▶ _YOUR ASSIGNMENT_: Your answer must consist of every line from the data below that includes the word "header".

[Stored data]

○ ○ ○ ○ ○

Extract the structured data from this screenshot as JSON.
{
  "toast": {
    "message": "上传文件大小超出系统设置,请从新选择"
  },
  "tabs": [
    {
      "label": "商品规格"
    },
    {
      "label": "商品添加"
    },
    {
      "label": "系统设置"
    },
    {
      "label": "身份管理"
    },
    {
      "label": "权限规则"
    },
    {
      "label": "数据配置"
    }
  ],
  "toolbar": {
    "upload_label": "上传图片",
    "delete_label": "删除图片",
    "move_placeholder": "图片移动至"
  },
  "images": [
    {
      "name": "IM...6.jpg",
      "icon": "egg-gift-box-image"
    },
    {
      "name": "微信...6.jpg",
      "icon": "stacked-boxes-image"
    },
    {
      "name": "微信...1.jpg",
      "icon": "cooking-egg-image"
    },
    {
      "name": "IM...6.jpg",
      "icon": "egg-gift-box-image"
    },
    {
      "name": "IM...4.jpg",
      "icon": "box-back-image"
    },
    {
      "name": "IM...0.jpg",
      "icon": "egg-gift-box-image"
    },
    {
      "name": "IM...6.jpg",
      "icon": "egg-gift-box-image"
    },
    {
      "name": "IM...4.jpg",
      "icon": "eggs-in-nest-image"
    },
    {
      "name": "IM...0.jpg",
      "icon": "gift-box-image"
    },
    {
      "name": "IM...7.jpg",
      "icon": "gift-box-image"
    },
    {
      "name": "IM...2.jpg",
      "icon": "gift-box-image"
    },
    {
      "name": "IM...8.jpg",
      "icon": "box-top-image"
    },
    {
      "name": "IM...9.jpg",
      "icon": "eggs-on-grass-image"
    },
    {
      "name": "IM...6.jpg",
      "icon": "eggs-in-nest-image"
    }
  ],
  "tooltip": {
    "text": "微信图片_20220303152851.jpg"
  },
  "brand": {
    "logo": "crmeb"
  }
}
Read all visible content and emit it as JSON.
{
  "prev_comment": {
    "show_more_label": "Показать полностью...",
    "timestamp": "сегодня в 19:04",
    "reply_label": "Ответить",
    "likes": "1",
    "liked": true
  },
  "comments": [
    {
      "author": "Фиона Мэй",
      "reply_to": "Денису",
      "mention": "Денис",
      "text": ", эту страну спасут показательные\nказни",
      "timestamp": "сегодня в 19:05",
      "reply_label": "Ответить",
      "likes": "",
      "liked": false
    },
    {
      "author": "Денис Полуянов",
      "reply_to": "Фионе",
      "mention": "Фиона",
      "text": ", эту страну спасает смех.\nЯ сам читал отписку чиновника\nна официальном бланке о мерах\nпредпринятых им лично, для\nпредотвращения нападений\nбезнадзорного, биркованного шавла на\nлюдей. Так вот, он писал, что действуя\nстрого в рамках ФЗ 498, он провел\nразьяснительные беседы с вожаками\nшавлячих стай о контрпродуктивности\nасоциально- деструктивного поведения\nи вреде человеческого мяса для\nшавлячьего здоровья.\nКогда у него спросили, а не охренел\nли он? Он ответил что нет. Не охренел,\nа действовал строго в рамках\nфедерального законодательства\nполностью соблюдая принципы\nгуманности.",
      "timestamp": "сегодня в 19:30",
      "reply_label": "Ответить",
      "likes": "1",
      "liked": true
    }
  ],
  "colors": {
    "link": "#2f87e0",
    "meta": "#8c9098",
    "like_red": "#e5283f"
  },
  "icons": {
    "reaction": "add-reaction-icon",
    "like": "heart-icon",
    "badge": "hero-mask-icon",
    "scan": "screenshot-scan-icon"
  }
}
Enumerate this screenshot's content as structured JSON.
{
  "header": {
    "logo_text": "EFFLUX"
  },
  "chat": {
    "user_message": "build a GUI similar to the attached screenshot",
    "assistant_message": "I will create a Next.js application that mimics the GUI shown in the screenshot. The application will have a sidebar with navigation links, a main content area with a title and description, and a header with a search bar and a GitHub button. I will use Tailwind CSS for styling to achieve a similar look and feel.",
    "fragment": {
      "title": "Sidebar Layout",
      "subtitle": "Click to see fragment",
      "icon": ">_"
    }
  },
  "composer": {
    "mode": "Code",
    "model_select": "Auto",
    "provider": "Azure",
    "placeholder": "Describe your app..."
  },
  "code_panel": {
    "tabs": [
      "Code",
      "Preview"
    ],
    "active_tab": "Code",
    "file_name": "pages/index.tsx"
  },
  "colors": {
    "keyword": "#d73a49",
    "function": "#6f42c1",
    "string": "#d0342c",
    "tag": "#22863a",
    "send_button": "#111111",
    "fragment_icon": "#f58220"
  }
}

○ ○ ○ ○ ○

▶ _ANSWER TO THE EXERCISE_:
  "header": {
    "assistant_message": "I will create a Next.js application that mimics the GUI shown in the screenshot. The application will have a sidebar with navigation links, a main content area with a title and description, and a header with a search bar and a GitHub button. I will use Tailwind CSS for styling to achieve a similar look and feel.",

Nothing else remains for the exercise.